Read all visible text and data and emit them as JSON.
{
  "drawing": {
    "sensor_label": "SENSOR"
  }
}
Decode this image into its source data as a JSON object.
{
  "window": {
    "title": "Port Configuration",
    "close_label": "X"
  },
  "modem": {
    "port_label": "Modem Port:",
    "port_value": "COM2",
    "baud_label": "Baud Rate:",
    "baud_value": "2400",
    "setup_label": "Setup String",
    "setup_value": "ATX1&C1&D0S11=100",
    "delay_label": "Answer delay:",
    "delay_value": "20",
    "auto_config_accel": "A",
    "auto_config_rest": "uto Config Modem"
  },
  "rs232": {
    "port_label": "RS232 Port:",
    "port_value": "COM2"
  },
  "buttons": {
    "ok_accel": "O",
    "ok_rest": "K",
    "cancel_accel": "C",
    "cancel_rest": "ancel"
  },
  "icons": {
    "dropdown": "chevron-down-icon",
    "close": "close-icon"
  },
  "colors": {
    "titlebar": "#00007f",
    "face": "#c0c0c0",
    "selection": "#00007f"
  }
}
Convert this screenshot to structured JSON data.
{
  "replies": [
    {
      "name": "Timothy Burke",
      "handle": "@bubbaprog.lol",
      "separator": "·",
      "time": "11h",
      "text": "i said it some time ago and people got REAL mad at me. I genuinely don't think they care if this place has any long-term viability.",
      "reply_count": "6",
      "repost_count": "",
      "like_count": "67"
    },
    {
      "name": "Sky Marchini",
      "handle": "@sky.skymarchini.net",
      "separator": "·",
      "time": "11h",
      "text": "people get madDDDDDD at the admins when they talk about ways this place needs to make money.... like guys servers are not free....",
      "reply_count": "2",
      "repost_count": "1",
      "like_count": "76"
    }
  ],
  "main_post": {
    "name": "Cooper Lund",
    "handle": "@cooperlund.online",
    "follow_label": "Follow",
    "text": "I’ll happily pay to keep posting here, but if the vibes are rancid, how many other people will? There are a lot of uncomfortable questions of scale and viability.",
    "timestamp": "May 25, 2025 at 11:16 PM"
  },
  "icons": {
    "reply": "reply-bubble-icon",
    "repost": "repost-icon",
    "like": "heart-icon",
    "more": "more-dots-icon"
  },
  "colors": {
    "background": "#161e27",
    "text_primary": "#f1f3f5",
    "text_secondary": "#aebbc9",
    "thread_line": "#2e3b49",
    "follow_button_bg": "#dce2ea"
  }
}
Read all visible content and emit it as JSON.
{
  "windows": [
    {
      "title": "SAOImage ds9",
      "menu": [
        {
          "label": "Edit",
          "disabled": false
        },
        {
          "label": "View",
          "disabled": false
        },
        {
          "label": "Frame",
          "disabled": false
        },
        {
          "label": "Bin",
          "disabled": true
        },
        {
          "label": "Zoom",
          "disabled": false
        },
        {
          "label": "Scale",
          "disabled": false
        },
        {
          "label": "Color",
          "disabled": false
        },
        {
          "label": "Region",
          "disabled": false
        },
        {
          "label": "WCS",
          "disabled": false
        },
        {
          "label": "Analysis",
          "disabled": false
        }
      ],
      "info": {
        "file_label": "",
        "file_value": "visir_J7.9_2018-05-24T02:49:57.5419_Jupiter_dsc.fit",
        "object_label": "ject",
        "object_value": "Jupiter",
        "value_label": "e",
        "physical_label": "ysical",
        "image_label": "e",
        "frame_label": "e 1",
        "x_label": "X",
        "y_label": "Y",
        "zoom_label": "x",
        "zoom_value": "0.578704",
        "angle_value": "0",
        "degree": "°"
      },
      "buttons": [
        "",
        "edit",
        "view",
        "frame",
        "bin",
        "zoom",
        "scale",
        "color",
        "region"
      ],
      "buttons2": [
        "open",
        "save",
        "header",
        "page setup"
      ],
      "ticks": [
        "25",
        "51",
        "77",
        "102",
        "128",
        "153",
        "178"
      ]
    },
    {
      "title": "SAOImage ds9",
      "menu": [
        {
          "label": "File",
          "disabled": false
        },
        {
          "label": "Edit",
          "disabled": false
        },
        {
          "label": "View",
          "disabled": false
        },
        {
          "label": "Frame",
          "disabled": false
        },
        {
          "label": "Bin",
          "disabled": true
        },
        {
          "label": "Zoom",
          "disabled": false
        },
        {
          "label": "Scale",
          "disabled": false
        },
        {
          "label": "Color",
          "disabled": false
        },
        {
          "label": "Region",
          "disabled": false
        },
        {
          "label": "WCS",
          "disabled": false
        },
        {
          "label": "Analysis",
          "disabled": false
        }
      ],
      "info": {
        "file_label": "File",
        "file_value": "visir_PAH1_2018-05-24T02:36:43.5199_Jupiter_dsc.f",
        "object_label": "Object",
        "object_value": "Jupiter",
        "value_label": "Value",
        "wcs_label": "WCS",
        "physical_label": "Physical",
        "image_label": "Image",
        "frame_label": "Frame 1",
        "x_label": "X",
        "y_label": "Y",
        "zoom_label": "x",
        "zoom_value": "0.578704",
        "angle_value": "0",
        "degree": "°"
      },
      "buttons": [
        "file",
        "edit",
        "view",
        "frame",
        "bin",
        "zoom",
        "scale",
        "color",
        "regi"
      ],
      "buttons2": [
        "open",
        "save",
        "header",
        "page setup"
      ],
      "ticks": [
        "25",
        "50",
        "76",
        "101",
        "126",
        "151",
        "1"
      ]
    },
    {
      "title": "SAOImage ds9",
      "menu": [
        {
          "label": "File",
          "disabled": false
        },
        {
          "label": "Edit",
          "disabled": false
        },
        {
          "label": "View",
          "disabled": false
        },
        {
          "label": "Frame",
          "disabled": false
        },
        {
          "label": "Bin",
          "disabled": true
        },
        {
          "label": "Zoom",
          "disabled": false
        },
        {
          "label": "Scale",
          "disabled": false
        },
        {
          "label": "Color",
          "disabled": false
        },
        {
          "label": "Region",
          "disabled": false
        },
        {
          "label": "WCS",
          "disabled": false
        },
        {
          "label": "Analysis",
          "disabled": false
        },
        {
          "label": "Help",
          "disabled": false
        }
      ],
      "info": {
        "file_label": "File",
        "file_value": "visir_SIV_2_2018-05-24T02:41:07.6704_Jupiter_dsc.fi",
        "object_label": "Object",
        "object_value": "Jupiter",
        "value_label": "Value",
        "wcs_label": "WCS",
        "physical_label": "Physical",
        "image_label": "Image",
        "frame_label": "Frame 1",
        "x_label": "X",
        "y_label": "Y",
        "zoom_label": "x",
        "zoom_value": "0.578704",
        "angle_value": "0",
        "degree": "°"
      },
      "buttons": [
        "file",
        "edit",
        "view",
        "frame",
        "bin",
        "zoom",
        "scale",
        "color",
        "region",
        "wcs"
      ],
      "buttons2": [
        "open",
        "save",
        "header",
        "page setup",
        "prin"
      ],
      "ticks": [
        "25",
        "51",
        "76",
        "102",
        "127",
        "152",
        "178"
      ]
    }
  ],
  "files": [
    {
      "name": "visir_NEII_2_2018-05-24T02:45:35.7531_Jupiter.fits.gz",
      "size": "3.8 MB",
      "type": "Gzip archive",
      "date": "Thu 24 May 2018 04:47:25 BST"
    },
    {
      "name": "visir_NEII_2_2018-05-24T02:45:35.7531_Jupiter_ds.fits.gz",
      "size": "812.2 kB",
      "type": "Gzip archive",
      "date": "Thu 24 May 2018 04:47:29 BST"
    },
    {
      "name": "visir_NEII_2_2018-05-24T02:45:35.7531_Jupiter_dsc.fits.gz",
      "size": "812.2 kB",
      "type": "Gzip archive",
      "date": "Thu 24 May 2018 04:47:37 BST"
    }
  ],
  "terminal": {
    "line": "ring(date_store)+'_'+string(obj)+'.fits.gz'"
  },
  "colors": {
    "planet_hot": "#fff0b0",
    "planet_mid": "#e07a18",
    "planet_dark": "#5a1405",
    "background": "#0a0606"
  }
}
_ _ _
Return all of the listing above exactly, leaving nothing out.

> _Exercise response_
Read all visible text and data and emit them as JSON.
{
  "drawing": {
    "sensor_label": "SENSOR"
  }
}
Decode this image into its source data as a JSON object.
{
  "window": {
    "title": "Port Configuration",
    "close_label": "X"
  },
  "modem": {
    "port_label": "Modem Port:",
    "port_value": "COM2",
    "baud_label": "Baud Rate:",
    "baud_value": "2400",
    "setup_label": "Setup String",
    "setup_value": "ATX1&C1&D0S11=100",
    "delay_label": "Answer delay:",
    "delay_value": "20",
    "auto_config_accel": "A",
    "auto_config_rest": "uto Config Modem"
  },
  "rs232": {
    "port_label": "RS232 Port:",
    "port_value": "COM2"
  },
  "buttons": {
    "ok_accel": "O",
    "ok_rest": "K",
    "cancel_accel": "C",
    "cancel_rest": "ancel"
  },
  "icons": {
    "dropdown": "chevron-down-icon",
    "close": "close-icon"
  },
  "colors": {
    "titlebar": "#00007f",
    "face": "#c0c0c0",
    "selection": "#00007f"
  }
}
Convert this screenshot to structured JSON data.
{
  "replies": [
    {
      "name": "Timothy Burke",
      "handle": "@bubbaprog.lol",
      "separator": "·",
      "time": "11h",
      "text": "i said it some time ago and people got REAL mad at me. I genuinely don't think they care if this place has any long-term viability.",
      "reply_count": "6",
      "repost_count": "",
      "like_count": "67"
    },
    {
      "name": "Sky Marchini",
      "handle": "@sky.skymarchini.net",
      "separator": "·",
      "time": "11h",
      "text": "people get madDDDDDD at the admins when they talk about ways this place needs to make money.... like guys servers are not free....",
      "reply_count": "2",
      "repost_count": "1",
      "like_count": "76"
    }
  ],
  "main_post": {
    "name": "Cooper Lund",
    "handle": "@cooperlund.online",
    "follow_label": "Follow",
    "text": "I’ll happily pay to keep posting here, but if the vibes are rancid, how many other people will? There are a lot of uncomfortable questions of scale and viability.",
    "timestamp": "May 25, 2025 at 11:16 PM"
  },
  "icons": {
    "reply": "reply-bubble-icon",
    "repost": "repost-icon",
    "like": "heart-icon",
    "more": "more-dots-icon"
  },
  "colors": {
    "background": "#161e27",
    "text_primary": "#f1f3f5",
    "text_secondary": "#aebbc9",
    "thread_line": "#2e3b49",
    "follow_button_bg": "#dce2ea"
  }
}
Read all visible content and emit it as JSON.
{
  "windows": [
    {
      "title": "SAOImage ds9",
      "menu": [
        {
          "label": "Edit",
          "disabled": false
        },
        {
          "label": "View",
          "disabled": false
        },
        {
          "label": "Frame",
          "disabled": false
        },
        {
          "label": "Bin",
          "disabled": true
        },
        {
          "label": "Zoom",
          "disabled": false
        },
        {
          "label": "Scale",
          "disabled": false
        },
        {
          "label": "Color",
          "disabled": false
        },
        {
          "label": "Region",
          "disabled": false
        },
        {
          "label": "WCS",
          "disabled": false
        },
        {
          "label": "Analysis",
          "disabled": false
        }
      ],
      "info": {
        "file_label": "",
        "file_value": "visir_J7.9_2018-05-24T02:49:57.5419_Jupiter_dsc.fit",
        "object_label": "ject",
        "object_value": "Jupiter",
        "value_label": "e",
        "physical_label": "ysical",
        "image_label": "e",
        "frame_label": "e 1",
        "x_label": "X",
        "y_label": "Y",
        "zoom_label": "x",
        "zoom_value": "0.578704",
        "angle_value": "0",
        "degree": "°"
      },
      "buttons": [
        "",
        "edit",
        "view",
        "frame",
        "bin",
        "zoom",
        "scale",
        "color",
        "region"
      ],
      "buttons2": [
        "open",
        "save",
        "header",
        "page setup"
      ],
      "ticks": [
        "25",
        "51",
        "77",
        "102",
        "128",
        "153",
        "178"
      ]
    },
    {
      "title": "SAOImage ds9",
      "menu": [
        {
          "label": "File",
          "disabled": false
        },
        {
          "label": "Edit",
          "disabled": false
        },
        {
          "label": "View",
          "disabled": false
        },
        {
          "label": "Frame",
          "disabled": false
        },
        {
          "label": "Bin",
          "disabled": true
        },
        {
          "label": "Zoom",
          "disabled": false
        },
        {
          "label": "Scale",
          "disabled": false
        },
        {
          "label": "Color",
          "disabled": false
        },
        {
          "label": "Region",
          "disabled": false
        },
        {
          "label": "WCS",
          "disabled": false
        },
        {
          "label": "Analysis",
          "disabled": false
        }
      ],
      "info": {
        "file_label": "File",
        "file_value": "visir_PAH1_2018-05-24T02:36:43.5199_Jupiter_dsc.f",
        "object_label": "Object",
        "object_value": "Jupiter",
        "value_label": "Value",
        "wcs_label": "WCS",
        "physical_label": "Physical",
        "image_label": "Image",
        "frame_label": "Frame 1",
        "x_label": "X",
        "y_label": "Y",
        "zoom_label": "x",
        "zoom_value": "0.578704",
        "angle_value": "0",
        "degree": "°"
      },
      "buttons": [
        "file",
        "edit",
        "view",
        "frame",
        "bin",
        "zoom",
        "scale",
        "color",
        "regi"
      ],
      "buttons2": [
        "open",
        "save",
        "header",
        "page setup"
      ],
      "ticks": [
        "25",
        "50",
        "76",
        "101",
        "126",
        "151",
        "1"
      ]
    },
    {
      "title": "SAOImage ds9",
      "menu": [
        {
          "label": "File",
          "disabled": false
        },
        {
          "label": "Edit",
          "disabled": false
        },
        {
          "label": "View",
          "disabled": false
        },
        {
          "label": "Frame",
          "disabled": false
        },
        {
          "label": "Bin",
          "disabled": true
        },
        {
          "label": "Zoom",
          "disabled": false
        },
        {
          "label": "Scale",
          "disabled": false
        },
        {
          "label": "Color",
          "disabled": false
        },
        {
          "label": "Region",
          "disabled": false
        },
        {
          "label": "WCS",
          "disabled": false
        },
        {
          "label": "Analysis",
          "disabled": false
        },
        {
          "label": "Help",
          "disabled": false
        }
      ],
      "info": {
        "file_label": "File",
        "file_value": "visir_SIV_2_2018-05-24T02:41:07.6704_Jupiter_dsc.fi",
        "object_label": "Object",
        "object_value": "Jupiter",
        "value_label": "Value",
        "wcs_label": "WCS",
        "physical_label": "Physical",
        "image_label": "Image",
        "frame_label": "Frame 1",
        "x_label": "X",
        "y_label": "Y",
        "zoom_label": "x",
        "zoom_value": "0.578704",
        "angle_value": "0",
        "degree": "°"
      },
      "buttons": [
        "file",
        "edit",
        "view",
        "frame",
        "bin",
        "zoom",
        "scale",
        "color",
        "region",
        "wcs"
      ],
      "buttons2": [
        "open",
        "save",
        "header",
        "page setup",
        "prin"
      ],
      "ticks": [
        "25",
        "51",
        "76",
        "102",
        "127",
        "152",
        "178"
      ]
    }
  ],
  "files": [
    {
      "name": "visir_NEII_2_2018-05-24T02:45:35.7531_Jupiter.fits.gz",
      "size": "3.8 MB",
      "type": "Gzip archive",
      "date": "Thu 24 May 2018 04:47:25 BST"
    },
    {
      "name": "visir_NEII_2_2018-05-24T02:45:35.7531_Jupiter_ds.fits.gz",
      "size": "812.2 kB",
      "type": "Gzip archive",
      "date": "Thu 24 May 2018 04:47:29 BST"
    },
    {
      "name": "visir_NEII_2_2018-05-24T02:45:35.7531_Jupiter_dsc.fits.gz",
      "size": "812.2 kB",
      "type": "Gzip archive",
      "date": "Thu 24 May 2018 04:47:37 BST"
    }
  ],
  "terminal": {
    "line": "ring(date_store)+'_'+string(obj)+'.fits.gz'"
  },
  "colors": {
    "planet_hot": "#fff0b0",
    "planet_mid": "#e07a18",
    "planet_dark": "#5a1405",
    "background": "#0a0606"
  }
}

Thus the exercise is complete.